This is a guest blog post by Hugh Morris, NAR’s Manager of Smart Growth Programs.
On October 31st, NAR’s Smart Growth Program released the latest version of its Consumer Preference Survey, which aims to shed light on the characteristics that people desire in their neighborhood and the trade-offs folks are willing to make to live in that preferred setting. At its core, the survey pits a traditional suburban community with separated-land uses necessitating driving to destinations vs. a smart growth community with a mix of land uses where walking, biking, and transit are viable for most trips. We also asked a battery of questions on various transportation modes and the respondents’ use of these modes and inclination to fund various modes.
The lead story out of the survey: 60 percent of respondents favor a neighborhood with a mix of houses and stores and other businesses that are easy to walk to, rather than neighborhoods that require more driving between home, work and recreation.
Many Americans see the benefits of both a single-family detached house as well as a walkable neighborhood. There is a desire for the closeness and convenience that come from communities where walking is easy, and errand and commute times are short. On the other hand, Americans overwhelmingly prefer to live in single-family, detached homes – even if that means driving more and a longer commute to work. Specifically:
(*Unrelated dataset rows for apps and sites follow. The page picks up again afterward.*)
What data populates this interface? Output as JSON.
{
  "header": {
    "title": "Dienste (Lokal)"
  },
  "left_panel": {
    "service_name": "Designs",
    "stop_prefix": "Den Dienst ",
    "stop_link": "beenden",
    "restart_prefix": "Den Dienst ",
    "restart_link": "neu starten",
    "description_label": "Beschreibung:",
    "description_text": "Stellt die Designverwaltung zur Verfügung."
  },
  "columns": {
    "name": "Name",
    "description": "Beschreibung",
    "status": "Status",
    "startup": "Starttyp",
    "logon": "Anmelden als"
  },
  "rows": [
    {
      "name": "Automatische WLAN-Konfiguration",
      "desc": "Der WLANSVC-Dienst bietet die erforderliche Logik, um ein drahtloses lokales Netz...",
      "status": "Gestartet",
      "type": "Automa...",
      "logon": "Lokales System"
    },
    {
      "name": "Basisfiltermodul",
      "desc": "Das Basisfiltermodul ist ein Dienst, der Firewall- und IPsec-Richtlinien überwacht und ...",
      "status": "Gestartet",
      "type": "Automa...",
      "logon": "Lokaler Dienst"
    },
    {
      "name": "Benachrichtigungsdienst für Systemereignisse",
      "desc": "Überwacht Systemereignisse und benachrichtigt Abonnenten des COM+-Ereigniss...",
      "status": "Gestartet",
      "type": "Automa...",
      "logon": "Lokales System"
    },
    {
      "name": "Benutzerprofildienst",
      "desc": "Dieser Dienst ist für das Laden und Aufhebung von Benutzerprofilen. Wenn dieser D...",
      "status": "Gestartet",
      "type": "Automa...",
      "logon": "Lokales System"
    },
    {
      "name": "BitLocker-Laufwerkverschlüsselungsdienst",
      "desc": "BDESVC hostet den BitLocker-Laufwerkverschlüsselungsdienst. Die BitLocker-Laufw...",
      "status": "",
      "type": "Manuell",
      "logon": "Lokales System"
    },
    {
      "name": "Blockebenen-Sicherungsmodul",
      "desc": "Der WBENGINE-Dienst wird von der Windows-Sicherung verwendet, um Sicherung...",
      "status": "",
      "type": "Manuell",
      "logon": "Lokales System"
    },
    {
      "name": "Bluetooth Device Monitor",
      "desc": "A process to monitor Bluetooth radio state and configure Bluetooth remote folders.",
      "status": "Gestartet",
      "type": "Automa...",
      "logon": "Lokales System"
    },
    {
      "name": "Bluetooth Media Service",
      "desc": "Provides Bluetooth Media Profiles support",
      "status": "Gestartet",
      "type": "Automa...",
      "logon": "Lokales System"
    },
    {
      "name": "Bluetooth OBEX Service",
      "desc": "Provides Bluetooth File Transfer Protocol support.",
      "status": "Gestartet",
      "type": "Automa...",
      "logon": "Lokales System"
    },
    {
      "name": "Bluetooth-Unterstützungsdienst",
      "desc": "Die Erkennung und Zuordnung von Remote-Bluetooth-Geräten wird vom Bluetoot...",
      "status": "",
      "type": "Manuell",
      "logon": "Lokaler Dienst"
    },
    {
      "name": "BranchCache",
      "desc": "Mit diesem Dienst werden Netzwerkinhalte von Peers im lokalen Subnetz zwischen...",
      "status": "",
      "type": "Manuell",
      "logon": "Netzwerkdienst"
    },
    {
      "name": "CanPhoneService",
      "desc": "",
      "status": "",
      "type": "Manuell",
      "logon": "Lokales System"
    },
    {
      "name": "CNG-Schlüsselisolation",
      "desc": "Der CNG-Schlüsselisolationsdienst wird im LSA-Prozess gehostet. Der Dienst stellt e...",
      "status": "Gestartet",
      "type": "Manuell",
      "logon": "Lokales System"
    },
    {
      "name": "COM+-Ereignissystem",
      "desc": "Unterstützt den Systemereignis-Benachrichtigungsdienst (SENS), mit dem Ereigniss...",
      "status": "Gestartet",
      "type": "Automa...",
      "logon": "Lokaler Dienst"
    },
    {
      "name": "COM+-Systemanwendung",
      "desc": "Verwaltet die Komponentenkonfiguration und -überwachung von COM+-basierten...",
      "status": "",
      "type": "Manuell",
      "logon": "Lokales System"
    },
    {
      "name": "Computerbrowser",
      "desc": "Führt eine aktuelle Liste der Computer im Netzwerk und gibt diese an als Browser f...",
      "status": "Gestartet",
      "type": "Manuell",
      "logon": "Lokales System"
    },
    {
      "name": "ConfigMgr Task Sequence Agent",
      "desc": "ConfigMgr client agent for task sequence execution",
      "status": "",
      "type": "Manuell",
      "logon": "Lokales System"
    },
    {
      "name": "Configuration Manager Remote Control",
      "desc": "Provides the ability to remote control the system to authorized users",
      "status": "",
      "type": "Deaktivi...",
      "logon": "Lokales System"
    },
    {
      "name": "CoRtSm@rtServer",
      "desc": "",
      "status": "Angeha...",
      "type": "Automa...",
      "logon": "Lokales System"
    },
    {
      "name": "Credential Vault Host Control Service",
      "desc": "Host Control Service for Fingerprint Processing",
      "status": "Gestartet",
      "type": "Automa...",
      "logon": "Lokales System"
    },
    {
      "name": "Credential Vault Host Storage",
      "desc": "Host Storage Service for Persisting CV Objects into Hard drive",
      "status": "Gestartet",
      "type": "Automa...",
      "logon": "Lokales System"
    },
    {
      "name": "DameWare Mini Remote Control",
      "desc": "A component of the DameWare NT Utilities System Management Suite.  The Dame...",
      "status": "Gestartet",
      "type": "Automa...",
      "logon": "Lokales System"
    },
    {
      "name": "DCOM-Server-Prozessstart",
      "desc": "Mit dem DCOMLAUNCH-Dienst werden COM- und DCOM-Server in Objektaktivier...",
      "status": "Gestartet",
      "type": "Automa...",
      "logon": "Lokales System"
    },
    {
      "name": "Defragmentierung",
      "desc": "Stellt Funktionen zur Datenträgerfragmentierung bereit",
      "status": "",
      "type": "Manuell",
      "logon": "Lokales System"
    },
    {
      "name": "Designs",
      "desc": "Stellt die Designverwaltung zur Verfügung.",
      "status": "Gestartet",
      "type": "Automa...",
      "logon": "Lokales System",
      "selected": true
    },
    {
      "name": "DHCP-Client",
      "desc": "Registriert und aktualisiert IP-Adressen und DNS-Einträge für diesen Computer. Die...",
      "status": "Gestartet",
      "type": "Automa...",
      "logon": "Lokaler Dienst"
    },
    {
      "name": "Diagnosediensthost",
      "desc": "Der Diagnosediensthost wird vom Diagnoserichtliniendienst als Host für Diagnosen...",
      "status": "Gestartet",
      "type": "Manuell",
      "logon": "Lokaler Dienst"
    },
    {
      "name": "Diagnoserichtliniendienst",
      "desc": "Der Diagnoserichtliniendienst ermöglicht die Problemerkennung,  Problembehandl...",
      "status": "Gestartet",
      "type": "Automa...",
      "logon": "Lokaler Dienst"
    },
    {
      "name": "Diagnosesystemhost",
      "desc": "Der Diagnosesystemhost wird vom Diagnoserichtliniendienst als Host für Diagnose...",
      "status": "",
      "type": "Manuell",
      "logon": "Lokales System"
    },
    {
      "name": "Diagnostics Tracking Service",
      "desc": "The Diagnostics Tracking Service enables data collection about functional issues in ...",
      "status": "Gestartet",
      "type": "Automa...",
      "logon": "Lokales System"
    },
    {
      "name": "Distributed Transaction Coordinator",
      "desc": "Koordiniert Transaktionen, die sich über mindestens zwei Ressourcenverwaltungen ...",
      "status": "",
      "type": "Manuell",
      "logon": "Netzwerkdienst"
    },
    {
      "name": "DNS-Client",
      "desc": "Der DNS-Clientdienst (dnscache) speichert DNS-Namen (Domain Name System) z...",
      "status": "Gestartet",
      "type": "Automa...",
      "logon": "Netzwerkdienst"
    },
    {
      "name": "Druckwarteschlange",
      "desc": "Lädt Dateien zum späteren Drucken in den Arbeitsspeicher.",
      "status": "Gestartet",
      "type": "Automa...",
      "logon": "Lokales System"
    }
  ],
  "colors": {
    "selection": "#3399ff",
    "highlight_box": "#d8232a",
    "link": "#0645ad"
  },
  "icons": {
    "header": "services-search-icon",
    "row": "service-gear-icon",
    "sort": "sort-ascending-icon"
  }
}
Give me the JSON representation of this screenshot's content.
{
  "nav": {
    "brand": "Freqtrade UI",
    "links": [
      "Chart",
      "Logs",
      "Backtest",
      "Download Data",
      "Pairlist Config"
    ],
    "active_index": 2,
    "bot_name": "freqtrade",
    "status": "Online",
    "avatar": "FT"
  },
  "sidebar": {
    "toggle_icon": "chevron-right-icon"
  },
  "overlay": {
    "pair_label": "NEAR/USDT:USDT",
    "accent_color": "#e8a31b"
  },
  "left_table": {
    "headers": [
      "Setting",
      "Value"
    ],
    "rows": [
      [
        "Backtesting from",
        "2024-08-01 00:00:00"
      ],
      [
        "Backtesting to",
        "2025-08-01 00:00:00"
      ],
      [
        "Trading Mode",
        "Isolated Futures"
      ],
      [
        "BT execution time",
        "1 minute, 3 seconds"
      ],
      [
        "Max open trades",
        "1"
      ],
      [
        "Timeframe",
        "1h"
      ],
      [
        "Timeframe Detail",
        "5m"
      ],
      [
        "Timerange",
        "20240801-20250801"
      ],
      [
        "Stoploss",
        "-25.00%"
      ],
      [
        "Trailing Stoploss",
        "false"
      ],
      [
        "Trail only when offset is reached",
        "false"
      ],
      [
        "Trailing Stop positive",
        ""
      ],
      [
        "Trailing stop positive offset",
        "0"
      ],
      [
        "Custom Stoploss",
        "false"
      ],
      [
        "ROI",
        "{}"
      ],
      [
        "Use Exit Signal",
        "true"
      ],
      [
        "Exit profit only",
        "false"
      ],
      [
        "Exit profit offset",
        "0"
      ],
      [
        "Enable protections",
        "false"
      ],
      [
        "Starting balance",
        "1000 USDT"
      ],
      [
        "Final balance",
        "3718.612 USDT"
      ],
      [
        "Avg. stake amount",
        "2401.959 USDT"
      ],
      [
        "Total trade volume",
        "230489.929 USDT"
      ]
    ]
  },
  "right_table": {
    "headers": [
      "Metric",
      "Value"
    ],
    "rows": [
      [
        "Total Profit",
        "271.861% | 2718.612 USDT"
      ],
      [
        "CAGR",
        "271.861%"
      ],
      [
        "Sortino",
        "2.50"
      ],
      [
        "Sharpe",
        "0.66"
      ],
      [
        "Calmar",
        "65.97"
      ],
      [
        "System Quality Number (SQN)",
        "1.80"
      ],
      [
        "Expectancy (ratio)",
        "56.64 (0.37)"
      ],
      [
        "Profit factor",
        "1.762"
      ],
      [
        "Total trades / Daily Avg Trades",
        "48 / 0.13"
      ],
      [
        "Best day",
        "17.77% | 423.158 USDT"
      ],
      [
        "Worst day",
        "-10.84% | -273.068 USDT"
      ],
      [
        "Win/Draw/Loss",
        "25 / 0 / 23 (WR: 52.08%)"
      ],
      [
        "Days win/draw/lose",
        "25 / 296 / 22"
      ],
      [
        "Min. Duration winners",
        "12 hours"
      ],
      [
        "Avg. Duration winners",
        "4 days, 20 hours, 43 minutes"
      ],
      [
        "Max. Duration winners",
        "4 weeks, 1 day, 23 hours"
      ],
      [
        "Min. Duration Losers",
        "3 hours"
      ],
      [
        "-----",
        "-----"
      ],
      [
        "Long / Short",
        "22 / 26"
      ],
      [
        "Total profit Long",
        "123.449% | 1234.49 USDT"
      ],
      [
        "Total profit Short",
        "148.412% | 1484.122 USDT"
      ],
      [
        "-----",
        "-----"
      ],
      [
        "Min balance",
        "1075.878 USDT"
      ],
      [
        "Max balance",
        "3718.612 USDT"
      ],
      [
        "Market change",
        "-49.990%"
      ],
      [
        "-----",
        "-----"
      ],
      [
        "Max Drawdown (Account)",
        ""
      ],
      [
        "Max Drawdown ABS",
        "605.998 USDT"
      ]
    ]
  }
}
- A majority of respondents prefer houses with small yards and easy walks to schools, stores and restaurants over houses with large yards where you have to drive to get to schools, stores and restaurants (55 percent to 40 percent).
- An even larger majority prefers houses with smaller yards but a shorter commute to work over houses with larger yards but a longer commute to work (57 percent to 36 percent).
- However, when given a choice between a detached, single-family house that requires driving to shops and a longer commute to work and an apartment or condominium with an easy walk to shops and a shorter commute to work, a strong majority prefer the single-family home even with the longer commute (57 percent to 39 percent).
With the scars of the recession still fresh, Americans place a higher priority on the availability of affordable housing than in our 2011 survey (+8 points, from 51 to 59 percent “high priority”) and housing opportunities for people with moderate and low incomes (+11 points, from 46 to 57 percent “high priority”).
The graphs below present other key findings; for the full report visit: Consumer Preference Survey